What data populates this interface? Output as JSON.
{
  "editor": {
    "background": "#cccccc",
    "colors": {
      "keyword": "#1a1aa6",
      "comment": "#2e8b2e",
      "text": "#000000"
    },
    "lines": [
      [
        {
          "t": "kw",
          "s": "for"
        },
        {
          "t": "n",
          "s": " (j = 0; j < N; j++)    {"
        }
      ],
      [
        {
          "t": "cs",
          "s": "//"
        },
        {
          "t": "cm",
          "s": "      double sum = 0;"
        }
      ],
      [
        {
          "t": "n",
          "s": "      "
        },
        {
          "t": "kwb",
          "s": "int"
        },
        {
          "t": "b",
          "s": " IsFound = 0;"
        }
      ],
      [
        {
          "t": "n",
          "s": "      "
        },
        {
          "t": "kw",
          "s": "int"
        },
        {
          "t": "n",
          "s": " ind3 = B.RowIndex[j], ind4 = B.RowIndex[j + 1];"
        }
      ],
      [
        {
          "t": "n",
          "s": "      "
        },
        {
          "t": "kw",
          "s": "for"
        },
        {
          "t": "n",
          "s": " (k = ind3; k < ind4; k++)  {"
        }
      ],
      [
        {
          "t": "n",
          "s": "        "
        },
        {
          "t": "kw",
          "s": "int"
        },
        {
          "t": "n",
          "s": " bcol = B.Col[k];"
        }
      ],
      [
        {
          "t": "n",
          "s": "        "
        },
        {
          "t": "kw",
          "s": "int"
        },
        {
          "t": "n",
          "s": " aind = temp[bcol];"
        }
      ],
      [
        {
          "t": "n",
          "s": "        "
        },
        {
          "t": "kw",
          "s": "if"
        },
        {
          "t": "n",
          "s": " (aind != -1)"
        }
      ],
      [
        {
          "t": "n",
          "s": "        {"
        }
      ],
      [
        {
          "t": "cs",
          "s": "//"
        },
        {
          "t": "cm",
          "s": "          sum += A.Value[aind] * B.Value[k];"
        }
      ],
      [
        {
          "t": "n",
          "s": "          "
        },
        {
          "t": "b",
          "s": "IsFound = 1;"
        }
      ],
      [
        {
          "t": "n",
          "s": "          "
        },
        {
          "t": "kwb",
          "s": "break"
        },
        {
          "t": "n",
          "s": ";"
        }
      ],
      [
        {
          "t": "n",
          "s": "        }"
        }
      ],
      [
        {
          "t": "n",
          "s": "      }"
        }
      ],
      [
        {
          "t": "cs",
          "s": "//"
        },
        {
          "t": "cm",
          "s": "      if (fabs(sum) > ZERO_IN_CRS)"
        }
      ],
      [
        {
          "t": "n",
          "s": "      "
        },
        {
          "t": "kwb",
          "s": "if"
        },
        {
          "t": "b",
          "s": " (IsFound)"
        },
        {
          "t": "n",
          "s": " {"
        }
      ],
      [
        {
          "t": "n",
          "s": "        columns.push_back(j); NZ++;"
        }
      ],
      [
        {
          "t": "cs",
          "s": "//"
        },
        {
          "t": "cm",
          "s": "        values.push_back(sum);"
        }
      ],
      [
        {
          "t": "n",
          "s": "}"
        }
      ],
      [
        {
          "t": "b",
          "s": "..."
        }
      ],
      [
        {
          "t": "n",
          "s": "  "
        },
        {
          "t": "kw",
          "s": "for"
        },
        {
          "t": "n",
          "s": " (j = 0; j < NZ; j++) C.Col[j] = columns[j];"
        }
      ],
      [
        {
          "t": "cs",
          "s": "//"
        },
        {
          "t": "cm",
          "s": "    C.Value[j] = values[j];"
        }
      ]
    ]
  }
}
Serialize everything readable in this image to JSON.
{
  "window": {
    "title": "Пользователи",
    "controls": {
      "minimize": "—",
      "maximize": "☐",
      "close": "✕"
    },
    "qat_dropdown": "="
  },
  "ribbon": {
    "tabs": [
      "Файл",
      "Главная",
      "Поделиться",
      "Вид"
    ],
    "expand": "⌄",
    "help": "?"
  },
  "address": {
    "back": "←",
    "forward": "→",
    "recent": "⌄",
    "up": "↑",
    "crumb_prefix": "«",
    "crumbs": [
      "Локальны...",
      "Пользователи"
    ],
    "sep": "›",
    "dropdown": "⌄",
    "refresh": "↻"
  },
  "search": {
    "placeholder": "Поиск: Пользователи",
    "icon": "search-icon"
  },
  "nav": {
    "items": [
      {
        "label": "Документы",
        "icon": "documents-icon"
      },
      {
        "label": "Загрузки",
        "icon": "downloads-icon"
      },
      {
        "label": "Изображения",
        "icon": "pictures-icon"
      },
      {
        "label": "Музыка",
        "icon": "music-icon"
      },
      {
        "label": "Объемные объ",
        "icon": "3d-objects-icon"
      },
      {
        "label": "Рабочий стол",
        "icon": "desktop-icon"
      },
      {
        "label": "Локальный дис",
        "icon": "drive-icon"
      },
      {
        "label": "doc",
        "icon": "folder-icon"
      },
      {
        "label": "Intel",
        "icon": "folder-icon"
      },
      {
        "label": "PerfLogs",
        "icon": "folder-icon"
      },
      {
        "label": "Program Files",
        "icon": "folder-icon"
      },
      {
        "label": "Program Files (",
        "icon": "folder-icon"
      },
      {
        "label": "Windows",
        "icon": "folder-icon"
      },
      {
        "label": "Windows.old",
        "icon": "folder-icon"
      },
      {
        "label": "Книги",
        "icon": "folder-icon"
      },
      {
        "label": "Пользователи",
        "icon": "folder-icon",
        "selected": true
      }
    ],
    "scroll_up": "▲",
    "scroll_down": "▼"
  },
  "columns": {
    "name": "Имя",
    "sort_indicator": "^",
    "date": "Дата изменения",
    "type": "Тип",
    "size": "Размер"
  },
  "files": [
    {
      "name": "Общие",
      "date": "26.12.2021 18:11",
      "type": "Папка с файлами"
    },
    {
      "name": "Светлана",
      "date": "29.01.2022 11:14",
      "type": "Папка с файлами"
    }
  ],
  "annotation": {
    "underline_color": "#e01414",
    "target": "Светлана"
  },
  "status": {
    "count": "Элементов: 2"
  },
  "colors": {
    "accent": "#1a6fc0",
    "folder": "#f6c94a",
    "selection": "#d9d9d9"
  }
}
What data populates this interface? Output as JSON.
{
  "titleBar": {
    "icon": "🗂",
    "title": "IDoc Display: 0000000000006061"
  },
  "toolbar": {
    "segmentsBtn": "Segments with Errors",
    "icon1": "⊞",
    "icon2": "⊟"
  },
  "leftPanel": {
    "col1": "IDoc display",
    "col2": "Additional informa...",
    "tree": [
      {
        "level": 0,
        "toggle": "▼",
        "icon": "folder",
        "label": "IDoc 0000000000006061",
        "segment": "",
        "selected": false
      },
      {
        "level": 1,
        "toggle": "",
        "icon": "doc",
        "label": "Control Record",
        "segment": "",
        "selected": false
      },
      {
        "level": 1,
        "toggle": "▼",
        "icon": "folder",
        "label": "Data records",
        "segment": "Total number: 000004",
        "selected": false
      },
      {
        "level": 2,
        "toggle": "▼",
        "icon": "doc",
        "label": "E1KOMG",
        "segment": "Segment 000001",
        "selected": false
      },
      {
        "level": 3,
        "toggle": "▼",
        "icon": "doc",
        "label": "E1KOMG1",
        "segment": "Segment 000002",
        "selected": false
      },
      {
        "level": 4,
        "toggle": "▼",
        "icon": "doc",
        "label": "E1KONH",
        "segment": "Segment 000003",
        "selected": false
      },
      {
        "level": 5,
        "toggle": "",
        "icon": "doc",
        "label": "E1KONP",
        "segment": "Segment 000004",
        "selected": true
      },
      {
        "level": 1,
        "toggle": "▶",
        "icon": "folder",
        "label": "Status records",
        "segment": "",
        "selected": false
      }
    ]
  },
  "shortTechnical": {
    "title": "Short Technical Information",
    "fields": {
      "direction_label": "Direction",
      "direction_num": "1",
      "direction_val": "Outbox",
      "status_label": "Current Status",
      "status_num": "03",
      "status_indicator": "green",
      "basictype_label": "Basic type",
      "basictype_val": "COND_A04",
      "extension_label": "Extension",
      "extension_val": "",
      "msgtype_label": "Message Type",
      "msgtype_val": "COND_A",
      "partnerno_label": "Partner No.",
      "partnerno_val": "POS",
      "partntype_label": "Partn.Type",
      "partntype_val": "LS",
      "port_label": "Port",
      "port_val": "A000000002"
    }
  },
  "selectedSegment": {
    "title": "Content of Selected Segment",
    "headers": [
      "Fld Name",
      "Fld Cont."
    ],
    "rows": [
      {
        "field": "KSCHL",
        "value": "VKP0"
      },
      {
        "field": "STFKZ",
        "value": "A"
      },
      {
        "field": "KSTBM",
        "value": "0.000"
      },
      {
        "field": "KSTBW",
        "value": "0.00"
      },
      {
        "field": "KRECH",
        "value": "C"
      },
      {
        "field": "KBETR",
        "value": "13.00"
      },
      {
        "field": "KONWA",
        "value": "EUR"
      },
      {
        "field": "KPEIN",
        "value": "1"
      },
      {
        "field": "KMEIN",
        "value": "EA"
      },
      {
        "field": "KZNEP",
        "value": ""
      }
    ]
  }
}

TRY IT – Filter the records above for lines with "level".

WORKED SOLUTION –
        "level": 0,
        "level": 1,
        "level": 1,
        "level": 2,
        "level": 3,
        "level": 4,
        "level": 5,
        "level": 1,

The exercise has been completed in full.